Talking on a phone equipped with a hands-free accessory would be permitted. Drivers could use their hands to dial and hang up the phone, as long as they use an earpiece or speakerphone during their calls.
New teen drivers with junior operator licenses also would be prohibited from using hands-free devices. Youngsters found in violation would face fines and the suspension of their licenses.
A legislative package making its way through the Michigan House addresses similar concerns. One bill – HB4982 – would prohibit drivers from talking on hand-held cell phones while driving. Talking on a phone equipped with a “hands-free” accessory would still be permitted.
Another Michigan bill – HB5117 – would prohibit drivers from reading, writing or sending text messages. The final bill in the package – HB5396 – would prohibit adding points to offenders’ driver’s licenses. Violations also could be enforced solely as a secondary offense.
Texting while at the wheel also is the target of legislation in the Ohio House. HB425 would make it illegal for people to operate a motor vehicle while reading, typing or sending text messages on an electronic wireless device, such as a BlackBerry.
Violations would be a secondary offense. If a wreck occurred while texting, offenders would face six-month license suspensions.
A bill in New Jersey would permit police to pull over cars and trucks that are not cleared of snow and ice.
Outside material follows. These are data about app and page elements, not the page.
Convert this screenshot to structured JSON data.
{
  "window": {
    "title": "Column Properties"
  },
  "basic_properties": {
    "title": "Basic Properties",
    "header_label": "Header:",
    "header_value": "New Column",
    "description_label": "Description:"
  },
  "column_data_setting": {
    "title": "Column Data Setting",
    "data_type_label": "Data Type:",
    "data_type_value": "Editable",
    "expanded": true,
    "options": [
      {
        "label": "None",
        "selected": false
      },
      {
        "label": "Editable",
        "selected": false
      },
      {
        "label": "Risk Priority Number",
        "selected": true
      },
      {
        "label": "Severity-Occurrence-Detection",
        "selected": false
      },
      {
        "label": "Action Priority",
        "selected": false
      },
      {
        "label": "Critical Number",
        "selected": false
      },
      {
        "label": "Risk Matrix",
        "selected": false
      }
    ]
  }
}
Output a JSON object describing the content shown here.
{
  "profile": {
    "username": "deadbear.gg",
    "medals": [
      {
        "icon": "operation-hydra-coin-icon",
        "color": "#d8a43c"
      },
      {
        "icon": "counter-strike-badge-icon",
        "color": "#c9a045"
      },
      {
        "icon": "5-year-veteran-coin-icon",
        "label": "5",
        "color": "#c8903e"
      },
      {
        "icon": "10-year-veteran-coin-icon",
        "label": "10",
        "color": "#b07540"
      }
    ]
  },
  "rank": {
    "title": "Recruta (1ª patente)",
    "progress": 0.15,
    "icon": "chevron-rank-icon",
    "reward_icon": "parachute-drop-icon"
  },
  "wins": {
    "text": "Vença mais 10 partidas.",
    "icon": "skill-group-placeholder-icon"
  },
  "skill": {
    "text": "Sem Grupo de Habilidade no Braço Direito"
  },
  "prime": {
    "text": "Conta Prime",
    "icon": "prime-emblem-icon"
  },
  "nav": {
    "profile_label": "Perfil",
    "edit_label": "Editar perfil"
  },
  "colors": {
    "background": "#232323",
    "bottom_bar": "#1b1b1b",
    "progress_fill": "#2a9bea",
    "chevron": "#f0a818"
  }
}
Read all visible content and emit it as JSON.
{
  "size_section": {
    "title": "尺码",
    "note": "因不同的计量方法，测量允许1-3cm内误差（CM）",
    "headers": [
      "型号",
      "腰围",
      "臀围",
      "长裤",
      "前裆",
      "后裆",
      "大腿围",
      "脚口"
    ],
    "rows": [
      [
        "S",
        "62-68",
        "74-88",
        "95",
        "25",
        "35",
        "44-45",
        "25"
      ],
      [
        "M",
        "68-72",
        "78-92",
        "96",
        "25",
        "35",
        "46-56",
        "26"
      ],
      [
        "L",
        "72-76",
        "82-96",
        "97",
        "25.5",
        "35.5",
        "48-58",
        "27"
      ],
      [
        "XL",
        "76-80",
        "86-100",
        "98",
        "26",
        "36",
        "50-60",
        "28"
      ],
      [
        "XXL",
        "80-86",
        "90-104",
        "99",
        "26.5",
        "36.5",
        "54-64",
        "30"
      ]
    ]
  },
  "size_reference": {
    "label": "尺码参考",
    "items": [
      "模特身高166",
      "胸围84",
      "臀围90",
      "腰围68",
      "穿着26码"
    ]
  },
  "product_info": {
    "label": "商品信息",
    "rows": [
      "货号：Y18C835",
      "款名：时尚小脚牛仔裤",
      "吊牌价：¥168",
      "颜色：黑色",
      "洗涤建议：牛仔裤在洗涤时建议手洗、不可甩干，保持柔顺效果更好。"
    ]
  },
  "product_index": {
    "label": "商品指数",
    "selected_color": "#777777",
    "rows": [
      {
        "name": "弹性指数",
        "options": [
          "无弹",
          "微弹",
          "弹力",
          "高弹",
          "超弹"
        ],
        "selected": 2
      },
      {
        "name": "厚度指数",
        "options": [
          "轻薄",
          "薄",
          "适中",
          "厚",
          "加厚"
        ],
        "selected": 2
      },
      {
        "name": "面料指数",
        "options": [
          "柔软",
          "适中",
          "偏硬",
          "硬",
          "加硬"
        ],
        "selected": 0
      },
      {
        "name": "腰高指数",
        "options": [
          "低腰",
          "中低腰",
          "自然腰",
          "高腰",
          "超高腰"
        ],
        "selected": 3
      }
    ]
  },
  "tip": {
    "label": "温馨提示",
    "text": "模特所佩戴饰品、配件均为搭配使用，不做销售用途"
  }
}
S520 would make drivers responsible for making “all reasonable efforts to remove accumulated ice or snow from the motor vehicle, including the hood, trunk and roof prior to operation.”
The Assembly cleared the bill for consideration in the Senate. LL